*** Opening of Provided entries ***
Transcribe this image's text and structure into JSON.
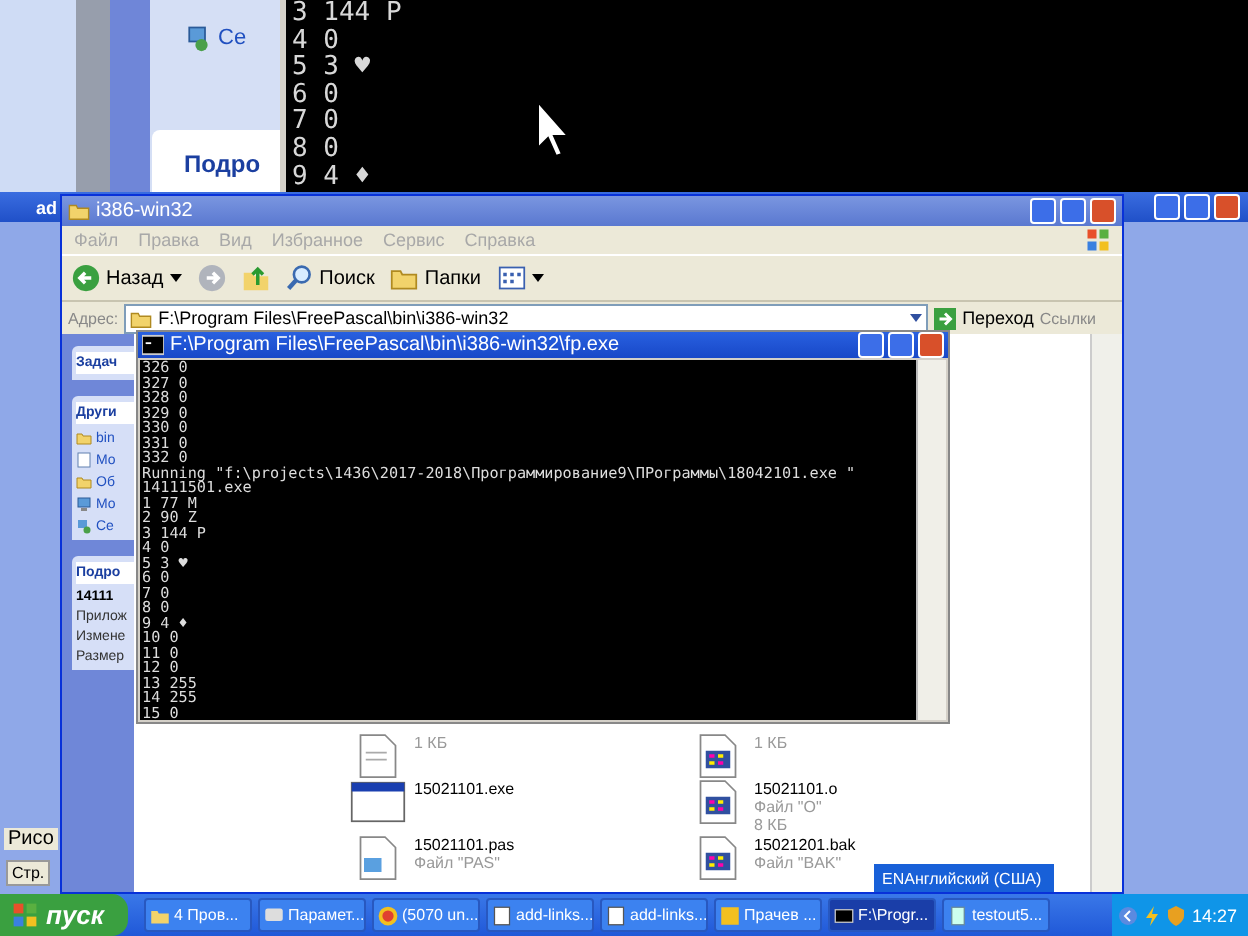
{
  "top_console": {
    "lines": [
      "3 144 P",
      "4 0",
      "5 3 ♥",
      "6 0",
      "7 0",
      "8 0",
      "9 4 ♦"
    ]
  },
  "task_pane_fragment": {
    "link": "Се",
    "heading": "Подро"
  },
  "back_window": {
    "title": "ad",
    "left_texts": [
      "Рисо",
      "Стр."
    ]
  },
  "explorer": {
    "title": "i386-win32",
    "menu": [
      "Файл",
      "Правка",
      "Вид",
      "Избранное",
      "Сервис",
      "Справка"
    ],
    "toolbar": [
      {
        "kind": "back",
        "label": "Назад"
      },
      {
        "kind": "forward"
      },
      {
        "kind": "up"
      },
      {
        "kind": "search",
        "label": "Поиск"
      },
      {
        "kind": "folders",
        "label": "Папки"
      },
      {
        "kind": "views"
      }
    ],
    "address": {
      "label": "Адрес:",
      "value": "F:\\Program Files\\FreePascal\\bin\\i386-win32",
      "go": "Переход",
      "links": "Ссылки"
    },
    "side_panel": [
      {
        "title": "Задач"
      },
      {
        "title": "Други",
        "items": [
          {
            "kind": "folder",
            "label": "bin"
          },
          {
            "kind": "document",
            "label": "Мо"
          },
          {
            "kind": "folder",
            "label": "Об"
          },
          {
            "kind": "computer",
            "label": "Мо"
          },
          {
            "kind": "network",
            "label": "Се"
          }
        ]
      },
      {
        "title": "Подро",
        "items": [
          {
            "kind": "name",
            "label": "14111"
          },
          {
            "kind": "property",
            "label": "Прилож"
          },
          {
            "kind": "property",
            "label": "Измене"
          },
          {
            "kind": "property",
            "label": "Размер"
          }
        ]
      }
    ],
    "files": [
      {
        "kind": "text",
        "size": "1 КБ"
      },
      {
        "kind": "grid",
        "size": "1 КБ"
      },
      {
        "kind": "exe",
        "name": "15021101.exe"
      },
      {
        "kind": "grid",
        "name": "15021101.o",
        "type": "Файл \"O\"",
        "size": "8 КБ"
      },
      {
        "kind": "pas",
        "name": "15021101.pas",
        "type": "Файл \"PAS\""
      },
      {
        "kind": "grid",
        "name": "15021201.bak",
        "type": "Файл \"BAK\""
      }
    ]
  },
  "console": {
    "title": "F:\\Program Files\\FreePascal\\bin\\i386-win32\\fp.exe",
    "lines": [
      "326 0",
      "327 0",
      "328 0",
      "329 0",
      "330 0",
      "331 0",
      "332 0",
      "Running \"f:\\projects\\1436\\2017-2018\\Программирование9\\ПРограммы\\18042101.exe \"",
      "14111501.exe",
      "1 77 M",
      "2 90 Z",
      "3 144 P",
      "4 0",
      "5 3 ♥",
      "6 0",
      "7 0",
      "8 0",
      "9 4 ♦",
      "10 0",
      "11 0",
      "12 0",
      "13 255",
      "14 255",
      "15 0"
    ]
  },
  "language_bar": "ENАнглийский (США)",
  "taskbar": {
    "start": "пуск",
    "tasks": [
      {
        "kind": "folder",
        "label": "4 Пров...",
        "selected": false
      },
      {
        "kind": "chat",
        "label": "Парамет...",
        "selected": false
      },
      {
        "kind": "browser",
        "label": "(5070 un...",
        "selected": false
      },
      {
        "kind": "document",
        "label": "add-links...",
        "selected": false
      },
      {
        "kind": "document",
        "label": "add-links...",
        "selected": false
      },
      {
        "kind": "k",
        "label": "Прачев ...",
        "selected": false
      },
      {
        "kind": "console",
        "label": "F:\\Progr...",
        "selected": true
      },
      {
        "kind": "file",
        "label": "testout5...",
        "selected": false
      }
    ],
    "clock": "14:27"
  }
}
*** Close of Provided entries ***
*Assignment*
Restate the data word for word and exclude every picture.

*Answer for the task*
Transcribe this image's text and structure into JSON.
{
  "top_console": {
    "lines": [
      "3 144 P",
      "4 0",
      "5 3 ♥",
      "6 0",
      "7 0",
      "8 0",
      "9 4 ♦"
    ]
  },
  "task_pane_fragment": {
    "link": "Се",
    "heading": "Подро"
  },
  "back_window": {
    "title": "ad",
    "left_texts": [
      "Рисо",
      "Стр."
    ]
  },
  "explorer": {
    "title": "i386-win32",
    "menu": [
      "Файл",
      "Правка",
      "Вид",
      "Избранное",
      "Сервис",
      "Справка"
    ],
    "toolbar": [
      {
        "kind": "back",
        "label": "Назад"
      },
      {
        "kind": "forward"
      },
      {
        "kind": "up"
      },
      {
        "kind": "search",
        "label": "Поиск"
      },
      {
        "kind": "folders",
        "label": "Папки"
      },
      {
        "kind": "views"
      }
    ],
    "address": {
      "label": "Адрес:",
      "value": "F:\\Program Files\\FreePascal\\bin\\i386-win32",
      "go": "Переход",
      "links": "Ссылки"
    },
    "side_panel": [
      {
        "title": "Задач"
      },
      {
        "title": "Други",
        "items": [
          {
            "kind": "folder",
            "label": "bin"
          },
          {
            "kind": "document",
            "label": "Мо"
          },
          {
            "kind": "folder",
            "label": "Об"
          },
          {
            "kind": "computer",
            "label": "Мо"
          },
          {
            "kind": "network",
            "label": "Се"
          }
        ]
      },
      {
        "title": "Подро",
        "items": [
          {
            "kind": "name",
            "label": "14111"
          },
          {
            "kind": "property",
            "label": "Прилож"
          },
          {
            "kind": "property",
            "label": "Измене"
          },
          {
            "kind": "property",
            "label": "Размер"
          }
        ]
      }
    ],
    "files": [
      {
        "kind": "text",
        "size": "1 КБ"
      },
      {
        "kind": "grid",
        "size": "1 КБ"
      },
      {
        "kind": "exe",
        "name": "15021101.exe"
      },
      {
        "kind": "grid",
        "name": "15021101.o",
        "type": "Файл \"O\"",
        "size": "8 КБ"
      },
      {
        "kind": "pas",
        "name": "15021101.pas",
        "type": "Файл \"PAS\""
      },
      {
        "kind": "grid",
        "name": "15021201.bak",
        "type": "Файл \"BAK\""
      }
    ]
  },
  "console": {
    "title": "F:\\Program Files\\FreePascal\\bin\\i386-win32\\fp.exe",
    "lines": [
      "326 0",
      "327 0",
      "328 0",
      "329 0",
      "330 0",
      "331 0",
      "332 0",
      "Running \"f:\\projects\\1436\\2017-2018\\Программирование9\\ПРограммы\\18042101.exe \"",
      "14111501.exe",
      "1 77 M",
      "2 90 Z",
      "3 144 P",
      "4 0",
      "5 3 ♥",
      "6 0",
      "7 0",
      "8 0",
      "9 4 ♦",
      "10 0",
      "11 0",
      "12 0",
      "13 255",
      "14 255",
      "15 0"
    ]
  },
  "language_bar": "ENАнглийский (США)",
  "taskbar": {
    "start": "пуск",
    "tasks": [
      {
        "kind": "folder",
        "label": "4 Пров...",
        "selected": false
      },
      {
        "kind": "chat",
        "label": "Парамет...",
        "selected": false
      },
      {
        "kind": "browser",
        "label": "(5070 un...",
        "selected": false
      },
      {
        "kind": "document",
        "label": "add-links...",
        "selected": false
      },
      {
        "kind": "document",
        "label": "add-links...",
        "selected": false
      },
      {
        "kind": "k",
        "label": "Прачев ...",
        "selected": false
      },
      {
        "kind": "console",
        "label": "F:\\Progr...",
        "selected": true
      },
      {
        "kind": "file",
        "label": "testout5...",
        "selected": false
      }
    ],
    "clock": "14:27"
  }
}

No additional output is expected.